= Beginning of Section =

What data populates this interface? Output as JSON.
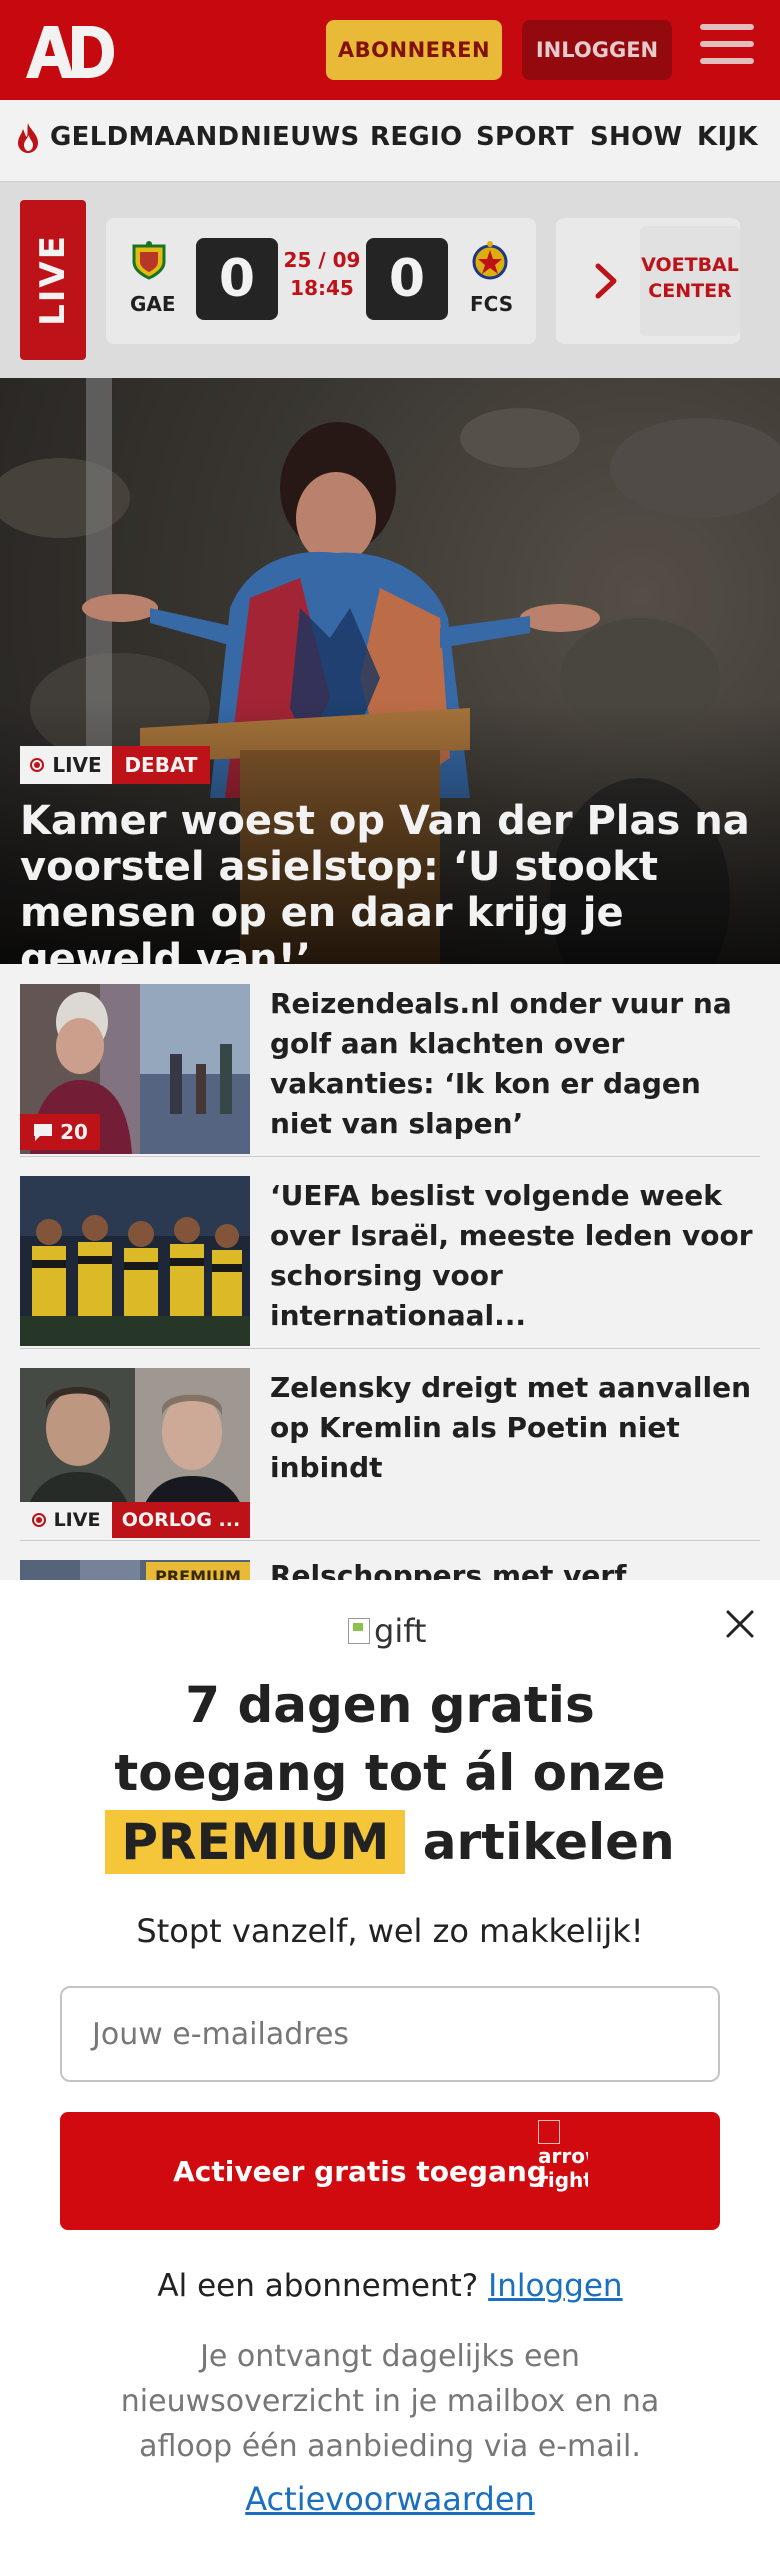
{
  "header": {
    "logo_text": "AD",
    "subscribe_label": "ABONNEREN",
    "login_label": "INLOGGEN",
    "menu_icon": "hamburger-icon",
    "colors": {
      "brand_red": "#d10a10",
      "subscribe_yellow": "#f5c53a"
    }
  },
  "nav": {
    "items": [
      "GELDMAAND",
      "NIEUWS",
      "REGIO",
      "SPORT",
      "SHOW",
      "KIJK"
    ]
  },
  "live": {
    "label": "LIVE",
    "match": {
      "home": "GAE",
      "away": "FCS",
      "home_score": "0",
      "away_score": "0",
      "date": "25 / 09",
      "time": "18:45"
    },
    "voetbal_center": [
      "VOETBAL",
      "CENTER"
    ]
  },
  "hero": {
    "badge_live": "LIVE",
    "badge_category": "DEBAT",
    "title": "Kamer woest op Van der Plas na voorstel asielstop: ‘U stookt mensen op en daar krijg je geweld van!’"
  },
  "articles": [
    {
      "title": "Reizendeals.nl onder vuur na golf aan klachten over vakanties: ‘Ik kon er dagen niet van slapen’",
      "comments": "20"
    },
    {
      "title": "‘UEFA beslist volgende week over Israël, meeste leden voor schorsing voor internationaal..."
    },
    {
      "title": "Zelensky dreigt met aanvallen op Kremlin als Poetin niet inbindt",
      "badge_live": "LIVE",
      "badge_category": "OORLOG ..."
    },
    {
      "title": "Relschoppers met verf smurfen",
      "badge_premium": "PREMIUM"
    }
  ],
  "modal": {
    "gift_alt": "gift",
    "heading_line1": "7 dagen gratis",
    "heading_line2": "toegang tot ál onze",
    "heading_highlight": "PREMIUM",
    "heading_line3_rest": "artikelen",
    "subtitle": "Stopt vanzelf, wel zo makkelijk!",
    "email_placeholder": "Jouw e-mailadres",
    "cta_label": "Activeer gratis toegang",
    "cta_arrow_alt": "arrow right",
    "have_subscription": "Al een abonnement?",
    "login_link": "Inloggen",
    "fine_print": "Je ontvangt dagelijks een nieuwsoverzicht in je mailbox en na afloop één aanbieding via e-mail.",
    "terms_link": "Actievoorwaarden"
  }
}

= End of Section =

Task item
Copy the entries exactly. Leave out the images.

Solution for this problem
What data populates this interface? Output as JSON.
{
  "header": {
    "logo_text": "AD",
    "subscribe_label": "ABONNEREN",
    "login_label": "INLOGGEN",
    "menu_icon": "hamburger-icon",
    "colors": {
      "brand_red": "#d10a10",
      "subscribe_yellow": "#f5c53a"
    }
  },
  "nav": {
    "items": [
      "GELDMAAND",
      "NIEUWS",
      "REGIO",
      "SPORT",
      "SHOW",
      "KIJK"
    ]
  },
  "live": {
    "label": "LIVE",
    "match": {
      "home": "GAE",
      "away": "FCS",
      "home_score": "0",
      "away_score": "0",
      "date": "25 / 09",
      "time": "18:45"
    },
    "voetbal_center": [
      "VOETBAL",
      "CENTER"
    ]
  },
  "hero": {
    "badge_live": "LIVE",
    "badge_category": "DEBAT",
    "title": "Kamer woest op Van der Plas na voorstel asielstop: ‘U stookt mensen op en daar krijg je geweld van!’"
  },
  "articles": [
    {
      "title": "Reizendeals.nl onder vuur na golf aan klachten over vakanties: ‘Ik kon er dagen niet van slapen’",
      "comments": "20"
    },
    {
      "title": "‘UEFA beslist volgende week over Israël, meeste leden voor schorsing voor internationaal..."
    },
    {
      "title": "Zelensky dreigt met aanvallen op Kremlin als Poetin niet inbindt",
      "badge_live": "LIVE",
      "badge_category": "OORLOG ..."
    },
    {
      "title": "Relschoppers met verf smurfen",
      "badge_premium": "PREMIUM"
    }
  ],
  "modal": {
    "gift_alt": "gift",
    "heading_line1": "7 dagen gratis",
    "heading_line2": "toegang tot ál onze",
    "heading_highlight": "PREMIUM",
    "heading_line3_rest": "artikelen",
    "subtitle": "Stopt vanzelf, wel zo makkelijk!",
    "email_placeholder": "Jouw e-mailadres",
    "cta_label": "Activeer gratis toegang",
    "cta_arrow_alt": "arrow right",
    "have_subscription": "Al een abonnement?",
    "login_link": "Inloggen",
    "fine_print": "Je ontvangt dagelijks een nieuwsoverzicht in je mailbox en na afloop één aanbieding via e-mail.",
    "terms_link": "Actievoorwaarden"
  }
}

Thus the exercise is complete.